15) Srinivasa Ramanujan

16) Godfrey H. Hardy

17) Leonard E. Dickson

18) Paul Erdos

19) Sir Andrew Wiles

20) George Polya

21) Sophie Germain

24) Niels Henrik Abel

25) Richard Dedekind

26) David Hilbert

27) Carl Jacobi

28) Leopold Kronecker

29) Marin Mersenne

30) Hermann Minkowski

31) Bernhard Riemann

Perhaps, not-so-famous number theorists (just my opinion):

1) Joseph Bertrand

2) Regiomontanus

3) K. Bogart

4) Richard Brualdi

5) V. Chvatal

6) J. Conway

7) R. P. Dilworth

8) Martin Gardner

9) R. Graham

10) M. Hall

11) Krishnaswami Alladi

12) F. Harary

13) P. Hilton

14) A. J. Hoffman

15) V. Klee

16) D. Kleiman

17) Donald Knuth

18) E. Lawler

19) A. Ralston

20) F. Roberts
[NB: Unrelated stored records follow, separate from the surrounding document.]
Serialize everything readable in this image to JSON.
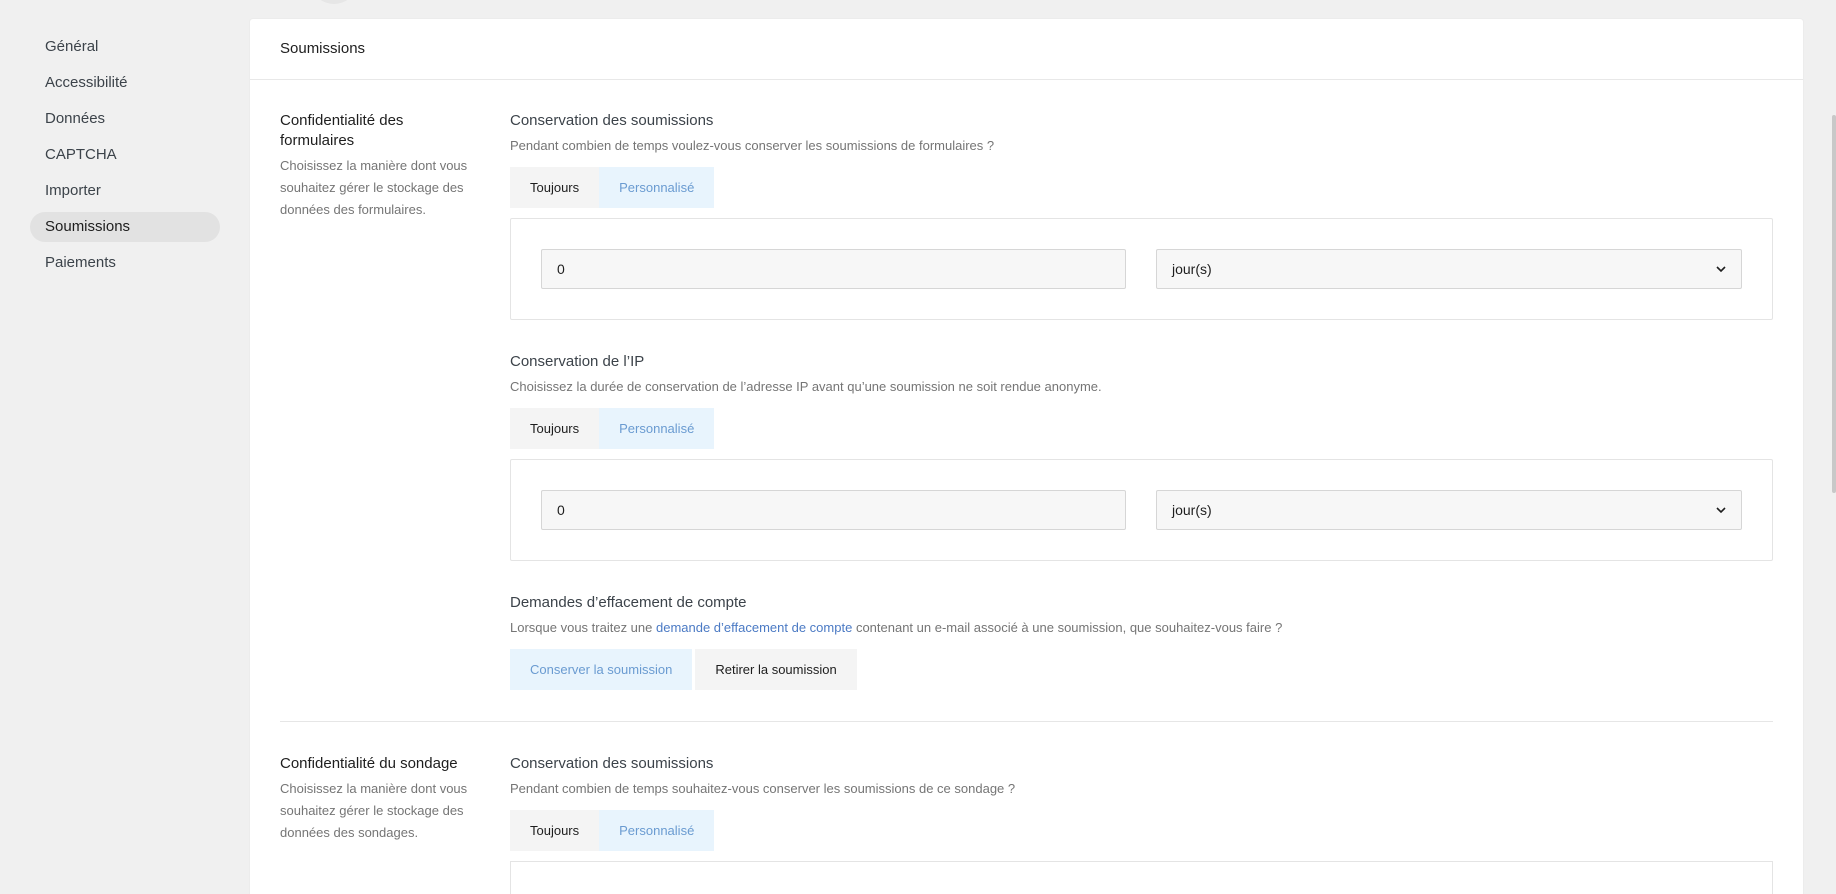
{
  "sidebar": {
    "items": [
      {
        "label": "Général"
      },
      {
        "label": "Accessibilité"
      },
      {
        "label": "Données"
      },
      {
        "label": "CAPTCHA"
      },
      {
        "label": "Importer"
      },
      {
        "label": "Soumissions",
        "active": true
      },
      {
        "label": "Paiements"
      }
    ]
  },
  "card": {
    "title": "Soumissions"
  },
  "forms_privacy": {
    "title": "Confidentialité des formulaires",
    "desc_lines": [
      "Choisissez la manière dont vous",
      "souhaitez gérer le stockage des",
      "données des formulaires."
    ],
    "retention": {
      "title": "Conservation des soumissions",
      "help": "Pendant combien de temps voulez-vous conserver les soumissions de formulaires ?",
      "option_always": "Toujours",
      "option_custom": "Personnalisé",
      "value": "0",
      "unit": "jour(s)"
    },
    "ip_retention": {
      "title": "Conservation de l’IP",
      "help": "Choisissez la durée de conservation de l’adresse IP avant qu’une soumission ne soit rendue anonyme.",
      "option_always": "Toujours",
      "option_custom": "Personnalisé",
      "value": "0",
      "unit": "jour(s)"
    },
    "erasure": {
      "title": "Demandes d’effacement de compte",
      "help_before": "Lorsque vous traitez une ",
      "help_link": "demande d’effacement de compte",
      "help_after": " contenant un e-mail associé à une soumission, que souhaitez-vous faire ?",
      "option_keep": "Conserver la soumission",
      "option_remove": "Retirer la soumission"
    }
  },
  "poll_privacy": {
    "title": "Confidentialité du sondage",
    "desc_lines": [
      "Choisissez la manière dont vous",
      "souhaitez gérer le stockage des",
      "données des sondages."
    ],
    "retention": {
      "title": "Conservation des soumissions",
      "help": "Pendant combien de temps souhaitez-vous conserver les soumissions de ce sondage ?",
      "option_always": "Toujours",
      "option_custom": "Personnalisé"
    }
  }
}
21) Gian Carlo-Rota

22) Bruce Berndt

23) Richard Stanley

24) Alan Tucker

25) Enrico Bombieri

Happy discoveries lie on this journey…

-Nalin Pithwa.

# Any integer can be written as the sum of the cubes of 5 integers, not necessarily distinct

Question: Prove that any integer can be written as the sum of the cubes of five integers, not necessarily.

Solution:

We use the identity for , which is an integer for all n. We obtain

.

Hence, n is equal to the sum

.

More later,

Nalin Pithwa.

# A beautiful example of use of theory of congruences in engineering

The theory of congruences created by Gauss long ago is used in error control coding or error correction. The theory of congruences is frequently used to append an extra check digit to identification numbers, in order to recognize transmission errors or forgeries. Personal identification numbers of some kind appear in passports, credit cards, bank accounts, and a variety of other settings.

Some banks use (perhaps) an eight-digit identification number together with a final check digit . The check digit is usually obtained by multiplying the digits for by certain “weights” and calculating the sum of the weighted products modulo 10. For instance, the check digit might be chosen to satisfy:

The identification number 815042169 would be printed on the cheque.

This weighting scheme for assigning cheque digits detects any single digit error in the identification number. For suppose that the digit is replaced by a different . By the manner in which the check digit is calculated, the difference between the correct and the new is

where k is 7, 3, or 9 depending on the position of . Because , it follows that and the error is apparent. Thus, if the valid number 81504216 were incorrectly entered as 81504316 into a computer programmed to calculate check digits, an 8 would come up rather than the expected 9.

The modulo 10 approach is not entirely effective, for it does not always detect the common error of transposing distinct adjacent entries a and b within the string of digits. To illustrate, the identification numbers 81504216 and 81504261 have the same check digit 9 when our example weights are used. (The problem occurs when ). More sophisticated methods are available, with larger moduli and different weights, that would prevent this possible error.

-Nalin Pithwa.